▶ **What is being asked**: Lines with the word "JSON" in them must be copied from the records below.

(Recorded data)
****************

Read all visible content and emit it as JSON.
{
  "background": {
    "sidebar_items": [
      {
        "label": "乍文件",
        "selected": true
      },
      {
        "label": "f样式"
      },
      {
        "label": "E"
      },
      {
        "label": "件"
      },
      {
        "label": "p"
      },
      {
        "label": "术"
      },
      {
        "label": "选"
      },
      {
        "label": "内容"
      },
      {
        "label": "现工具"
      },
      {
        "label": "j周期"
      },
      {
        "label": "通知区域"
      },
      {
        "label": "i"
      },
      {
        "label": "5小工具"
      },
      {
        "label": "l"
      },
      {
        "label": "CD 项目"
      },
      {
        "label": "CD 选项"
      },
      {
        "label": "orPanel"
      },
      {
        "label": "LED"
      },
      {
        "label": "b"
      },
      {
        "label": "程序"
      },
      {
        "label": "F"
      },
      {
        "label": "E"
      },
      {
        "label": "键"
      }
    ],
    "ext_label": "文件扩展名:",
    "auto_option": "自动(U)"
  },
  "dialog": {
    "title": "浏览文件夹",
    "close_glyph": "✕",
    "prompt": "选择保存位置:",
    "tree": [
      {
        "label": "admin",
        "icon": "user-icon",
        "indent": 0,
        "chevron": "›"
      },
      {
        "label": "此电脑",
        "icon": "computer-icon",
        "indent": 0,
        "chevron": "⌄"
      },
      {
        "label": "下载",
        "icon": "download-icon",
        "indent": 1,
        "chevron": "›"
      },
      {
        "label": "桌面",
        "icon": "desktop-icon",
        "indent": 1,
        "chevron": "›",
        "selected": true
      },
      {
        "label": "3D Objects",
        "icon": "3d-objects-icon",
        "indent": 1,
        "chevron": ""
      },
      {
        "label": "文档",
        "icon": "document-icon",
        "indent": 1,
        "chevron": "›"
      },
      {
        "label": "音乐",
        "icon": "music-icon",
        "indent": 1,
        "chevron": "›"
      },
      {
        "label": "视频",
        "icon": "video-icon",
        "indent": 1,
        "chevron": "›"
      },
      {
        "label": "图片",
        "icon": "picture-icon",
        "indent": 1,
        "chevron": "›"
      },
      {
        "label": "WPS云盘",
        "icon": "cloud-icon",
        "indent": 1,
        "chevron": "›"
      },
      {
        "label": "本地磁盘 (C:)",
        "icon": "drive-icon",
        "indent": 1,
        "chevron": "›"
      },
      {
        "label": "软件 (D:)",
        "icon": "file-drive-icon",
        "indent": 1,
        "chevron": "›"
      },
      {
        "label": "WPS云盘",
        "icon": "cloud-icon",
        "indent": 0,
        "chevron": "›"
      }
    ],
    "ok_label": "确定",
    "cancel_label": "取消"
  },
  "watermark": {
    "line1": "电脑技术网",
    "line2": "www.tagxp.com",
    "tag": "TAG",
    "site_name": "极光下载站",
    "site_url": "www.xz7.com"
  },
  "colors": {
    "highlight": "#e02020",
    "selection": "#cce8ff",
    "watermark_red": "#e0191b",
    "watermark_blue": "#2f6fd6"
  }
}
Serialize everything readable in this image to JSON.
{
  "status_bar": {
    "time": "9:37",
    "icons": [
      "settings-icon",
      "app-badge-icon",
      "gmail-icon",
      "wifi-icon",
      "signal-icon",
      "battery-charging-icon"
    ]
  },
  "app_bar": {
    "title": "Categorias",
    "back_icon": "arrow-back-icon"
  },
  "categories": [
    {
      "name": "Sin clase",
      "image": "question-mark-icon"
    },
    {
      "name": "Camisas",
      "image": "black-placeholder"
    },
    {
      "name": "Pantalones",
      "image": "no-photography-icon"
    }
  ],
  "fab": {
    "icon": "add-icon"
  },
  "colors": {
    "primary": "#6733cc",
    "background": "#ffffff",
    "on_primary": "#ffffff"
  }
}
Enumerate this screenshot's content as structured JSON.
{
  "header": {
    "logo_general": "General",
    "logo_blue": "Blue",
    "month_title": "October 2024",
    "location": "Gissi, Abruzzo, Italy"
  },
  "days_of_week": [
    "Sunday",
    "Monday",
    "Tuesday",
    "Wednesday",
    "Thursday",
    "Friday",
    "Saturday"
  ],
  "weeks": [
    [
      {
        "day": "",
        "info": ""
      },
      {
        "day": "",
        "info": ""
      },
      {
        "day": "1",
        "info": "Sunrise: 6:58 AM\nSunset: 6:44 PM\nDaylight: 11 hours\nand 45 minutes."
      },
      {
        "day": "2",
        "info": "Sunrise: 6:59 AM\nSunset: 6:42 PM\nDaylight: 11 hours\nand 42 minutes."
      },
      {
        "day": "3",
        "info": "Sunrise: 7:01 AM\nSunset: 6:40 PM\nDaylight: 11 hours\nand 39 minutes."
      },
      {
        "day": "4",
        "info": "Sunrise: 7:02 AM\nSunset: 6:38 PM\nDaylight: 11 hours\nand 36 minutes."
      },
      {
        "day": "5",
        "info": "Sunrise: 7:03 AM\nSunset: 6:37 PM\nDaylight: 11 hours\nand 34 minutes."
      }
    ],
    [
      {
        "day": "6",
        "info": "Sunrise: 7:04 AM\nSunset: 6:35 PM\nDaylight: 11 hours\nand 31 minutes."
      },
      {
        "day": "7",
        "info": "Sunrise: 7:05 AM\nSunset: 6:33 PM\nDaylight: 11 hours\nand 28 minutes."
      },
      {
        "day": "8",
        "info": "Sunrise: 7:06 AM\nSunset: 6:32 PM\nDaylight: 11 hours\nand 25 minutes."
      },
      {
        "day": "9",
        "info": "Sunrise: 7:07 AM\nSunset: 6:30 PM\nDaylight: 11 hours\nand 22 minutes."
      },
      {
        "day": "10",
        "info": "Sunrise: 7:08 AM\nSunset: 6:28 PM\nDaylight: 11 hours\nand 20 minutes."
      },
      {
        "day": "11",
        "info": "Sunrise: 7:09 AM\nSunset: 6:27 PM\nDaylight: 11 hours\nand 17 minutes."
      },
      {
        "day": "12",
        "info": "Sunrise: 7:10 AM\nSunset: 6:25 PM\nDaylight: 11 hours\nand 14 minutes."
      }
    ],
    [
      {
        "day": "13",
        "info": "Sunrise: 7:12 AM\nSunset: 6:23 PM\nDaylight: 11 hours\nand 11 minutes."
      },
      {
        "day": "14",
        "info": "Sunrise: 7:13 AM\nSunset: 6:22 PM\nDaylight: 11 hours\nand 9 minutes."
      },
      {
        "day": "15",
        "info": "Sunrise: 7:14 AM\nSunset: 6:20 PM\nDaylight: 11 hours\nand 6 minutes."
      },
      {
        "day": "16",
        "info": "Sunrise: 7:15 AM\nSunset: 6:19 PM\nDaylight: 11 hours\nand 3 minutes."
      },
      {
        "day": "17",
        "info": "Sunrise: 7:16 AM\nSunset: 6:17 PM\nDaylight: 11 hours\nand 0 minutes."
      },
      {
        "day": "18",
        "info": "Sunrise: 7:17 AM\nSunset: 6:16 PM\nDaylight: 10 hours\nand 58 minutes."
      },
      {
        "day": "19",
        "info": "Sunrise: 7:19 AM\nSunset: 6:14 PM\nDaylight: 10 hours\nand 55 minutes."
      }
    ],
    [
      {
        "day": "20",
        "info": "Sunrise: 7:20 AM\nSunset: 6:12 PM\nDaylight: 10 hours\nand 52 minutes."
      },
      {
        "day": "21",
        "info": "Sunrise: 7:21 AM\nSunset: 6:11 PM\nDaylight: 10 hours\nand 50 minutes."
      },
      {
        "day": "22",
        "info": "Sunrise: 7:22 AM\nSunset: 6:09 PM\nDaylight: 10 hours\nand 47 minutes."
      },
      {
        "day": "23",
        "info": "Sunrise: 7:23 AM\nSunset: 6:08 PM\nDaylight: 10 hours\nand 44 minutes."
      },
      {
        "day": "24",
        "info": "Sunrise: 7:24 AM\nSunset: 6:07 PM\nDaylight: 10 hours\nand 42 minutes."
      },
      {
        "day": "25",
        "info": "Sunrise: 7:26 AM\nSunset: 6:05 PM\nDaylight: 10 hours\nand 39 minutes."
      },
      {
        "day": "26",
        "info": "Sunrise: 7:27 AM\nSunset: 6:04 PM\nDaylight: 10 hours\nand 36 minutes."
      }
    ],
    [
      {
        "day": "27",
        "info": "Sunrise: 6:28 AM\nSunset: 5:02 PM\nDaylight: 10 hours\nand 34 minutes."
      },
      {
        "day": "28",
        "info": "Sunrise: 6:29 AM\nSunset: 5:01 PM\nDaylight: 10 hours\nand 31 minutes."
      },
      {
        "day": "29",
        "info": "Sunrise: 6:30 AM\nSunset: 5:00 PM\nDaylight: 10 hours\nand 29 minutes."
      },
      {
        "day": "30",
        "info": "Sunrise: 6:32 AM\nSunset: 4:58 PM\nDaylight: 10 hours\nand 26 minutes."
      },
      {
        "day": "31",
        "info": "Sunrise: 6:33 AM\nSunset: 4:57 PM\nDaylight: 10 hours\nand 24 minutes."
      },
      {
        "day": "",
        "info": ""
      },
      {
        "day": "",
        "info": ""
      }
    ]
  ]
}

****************

▶ **Answer for the task**:
Read all visible content and emit it as JSON.
Serialize everything readable in this image to JSON.
Enumerate this screenshot's content as structured JSON.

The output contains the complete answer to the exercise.